- Age and residence of deceased and sometimes date and place of birth
- Cause of death
How to Use the Records
German church book duplicates are a back up source for parish registers, which are the best German records to identify individuals, parents, and spouses before the civil registration of vital events was created in different regions of the country between 1792 and 1876. In order to find your ancestor, you need to know at least the village where the person lived and an approximate date of an event in his/her life. If not found in that locality, we suggest you search in nearby villages and also try several years before and after.
Known Issues with This Collection
For a full list of all known issues associated with this collection see the attached Wiki article. If you encounter additional problems, please email them to firstname.lastname@example.org. Please include the full path to the link and a description of the problem in your e-mail. Your assistance will help ensure that future reworks will be considered.
Related Wiki Articles
Contributions to This Article
| We welcome user additions to FamilySearch Historical Records wiki articles. We are looking for additional information that will help readers understand the topic and better use the available records. We also need translations for collection titles and images in articles about records written in languages other than English. For specific needs, please visit WikiProject FamilySearch Records. |

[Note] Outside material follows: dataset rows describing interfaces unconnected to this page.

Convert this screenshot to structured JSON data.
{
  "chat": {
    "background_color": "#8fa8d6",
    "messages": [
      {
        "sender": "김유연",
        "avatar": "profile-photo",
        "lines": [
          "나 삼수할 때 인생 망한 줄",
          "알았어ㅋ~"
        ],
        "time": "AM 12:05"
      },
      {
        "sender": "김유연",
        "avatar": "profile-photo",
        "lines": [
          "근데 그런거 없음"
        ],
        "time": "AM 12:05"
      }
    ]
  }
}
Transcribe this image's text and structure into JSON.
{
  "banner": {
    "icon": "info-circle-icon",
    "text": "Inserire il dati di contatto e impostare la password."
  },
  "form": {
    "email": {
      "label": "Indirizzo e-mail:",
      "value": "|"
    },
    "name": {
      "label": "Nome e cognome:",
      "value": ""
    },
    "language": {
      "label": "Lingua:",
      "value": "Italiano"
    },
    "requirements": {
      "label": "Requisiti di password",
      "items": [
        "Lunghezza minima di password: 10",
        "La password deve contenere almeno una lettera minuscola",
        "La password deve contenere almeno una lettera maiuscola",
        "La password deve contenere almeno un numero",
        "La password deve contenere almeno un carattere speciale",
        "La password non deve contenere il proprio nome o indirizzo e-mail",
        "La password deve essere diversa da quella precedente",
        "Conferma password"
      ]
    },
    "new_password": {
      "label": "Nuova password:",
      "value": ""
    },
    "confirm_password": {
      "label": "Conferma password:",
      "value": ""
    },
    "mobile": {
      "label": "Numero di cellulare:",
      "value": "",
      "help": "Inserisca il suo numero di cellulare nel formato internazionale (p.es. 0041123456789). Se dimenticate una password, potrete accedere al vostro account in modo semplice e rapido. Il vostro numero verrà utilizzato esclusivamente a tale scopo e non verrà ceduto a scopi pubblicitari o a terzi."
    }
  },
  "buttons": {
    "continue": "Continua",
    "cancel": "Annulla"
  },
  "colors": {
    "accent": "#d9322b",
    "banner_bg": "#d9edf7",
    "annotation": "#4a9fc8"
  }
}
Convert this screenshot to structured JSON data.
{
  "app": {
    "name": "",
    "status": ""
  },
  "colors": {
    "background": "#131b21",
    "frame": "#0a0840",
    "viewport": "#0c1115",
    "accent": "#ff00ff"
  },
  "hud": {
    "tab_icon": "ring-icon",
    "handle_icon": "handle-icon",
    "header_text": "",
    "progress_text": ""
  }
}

Please follow these guidelines as you make changes. Thank you for any contributions you may provide.
Citing FamilySearch Historical Collections
When you copy information from a record, you should list where you found the information. This will help you or others to find the record again. It is also good to keep track of records where you did not find information, including the names of the people you looked for in the records.
A suggested format for keeping track of records that you have searched is found in the wiki article Help:How to Cite FamilySearch Collections.
Citation Example for Records Found in This Collection
"Germany, Baden, Church Book Duplicates, 1810-1869." index and images, FamilySearch ( accessed 21 April 2011). entry for Johanna Popp, born 15 September 1841; citing Birth Records, FHL microfilm 4,117,334; Staatsarchiv Freiburg, Baden, Germany.